What is Variability and How Can it Be Used in Forecasting?
Variability is typically calculated as a Coefficient of Variation (or COV). For a more detailed understanding and to allow us to stay on subject, read this blog titled, “Do You Use Coefficient of Variation to Determine Forecastability? Companies often calculate this based on historical demand data. In the absence of true demand data, this is often calculated based on outbound shipment history.
How does supply disruptions affect business operations?
When shutdowns or other supply disruptions happen as a planned event, a company might deal with it via a pre-build of stock. This is no different from pre-build of anticipation stock in advance of a peak demand period where the demand exceeds the company’s capacity to make a product. In this case, it is expected that the demand can be met by this extra inventory.
Sometimes, these shutdowns or supply disruptions are unexpected. In most cases, they are also minor (may last a day or two). But, in some cases, they can be major as well. In extreme cases, they can last a month or two. Consequently, in the absence of any pre-buildup of inventory, this can result in a lot less demand being satisfied.
If we are to calculate demand variability, the extremely low demand period can then result in high values of variability. This is illustrated in the example below.
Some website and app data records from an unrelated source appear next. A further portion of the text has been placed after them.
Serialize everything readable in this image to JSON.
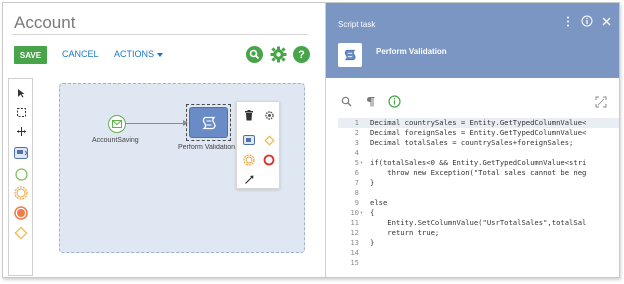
{
  "app": {
    "title": "Account"
  },
  "toolbar": {
    "save": "SAVE",
    "cancel": "CANCEL",
    "actions": "ACTIONS"
  },
  "colors": {
    "accent_green": "#47a448",
    "link_blue": "#1a77c9",
    "panel_header": "#7b96c2",
    "task_fill": "#6a8cc6",
    "canvas_bg": "#dfe7f2"
  },
  "palette": {
    "items": [
      "pointer-icon",
      "lasso-icon",
      "pan-icon",
      "task-icon",
      "start-event-icon",
      "intermediate-event-icon",
      "end-event-icon",
      "gateway-icon"
    ]
  },
  "diagram": {
    "start_label": "AccountSaving",
    "task_label": "Perform Validation"
  },
  "panel": {
    "title": "Script task",
    "task_name": "Perform Validation"
  },
  "code": {
    "lines": [
      {
        "n": "1",
        "text": "Decimal countrySales = Entity.GetTypedColumnValue<"
      },
      {
        "n": "2",
        "text": "Decimal foreignSales = Entity.GetTypedColumnValue<"
      },
      {
        "n": "3",
        "text": "Decimal totalSales = countrySales+foreignSales;"
      },
      {
        "n": "4",
        "text": ""
      },
      {
        "n": "5",
        "text": "if(totalSales<0 && Entity.GetTypedColumnValue<stri"
      },
      {
        "n": "6",
        "text": "    throw new Exception(\"Total sales cannot be neg"
      },
      {
        "n": "7",
        "text": "}"
      },
      {
        "n": "8",
        "text": ""
      },
      {
        "n": "9",
        "text": "else"
      },
      {
        "n": "10",
        "text": "{"
      },
      {
        "n": "11",
        "text": "    Entity.SetColumnValue(\"UsrTotalSales\",totalSal"
      },
      {
        "n": "12",
        "text": "    return true;"
      },
      {
        "n": "13",
        "text": "}"
      },
      {
        "n": "14",
        "text": ""
      },
      {
        "n": "15",
        "text": ""
      }
    ]
  }
}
As can be seen in the simple example above, the standard deviation of demand is 1.5 times in the case where we consider the 0 versus where we do not. The portion of the safety stock that comes from the variance of the demand will then also go up proportionately by a factor of 1.5. This is too extreme for the normal months (where this shutdown does not happen) and too little for when it does happen.
How Can We Account for Such Instances?
One way to deal with this is to ignore the zero periods. Another is to treat these shutdown periods as outliers and do some outlier removal. For example, one might replace the 0 in the period with the shutdown with the average of the periods around it. This will eliminate this very high standard deviation and keep the safety stock realistic.
The same outlier removal process can be applied as a history clean up step before forecasting. You can read about it here.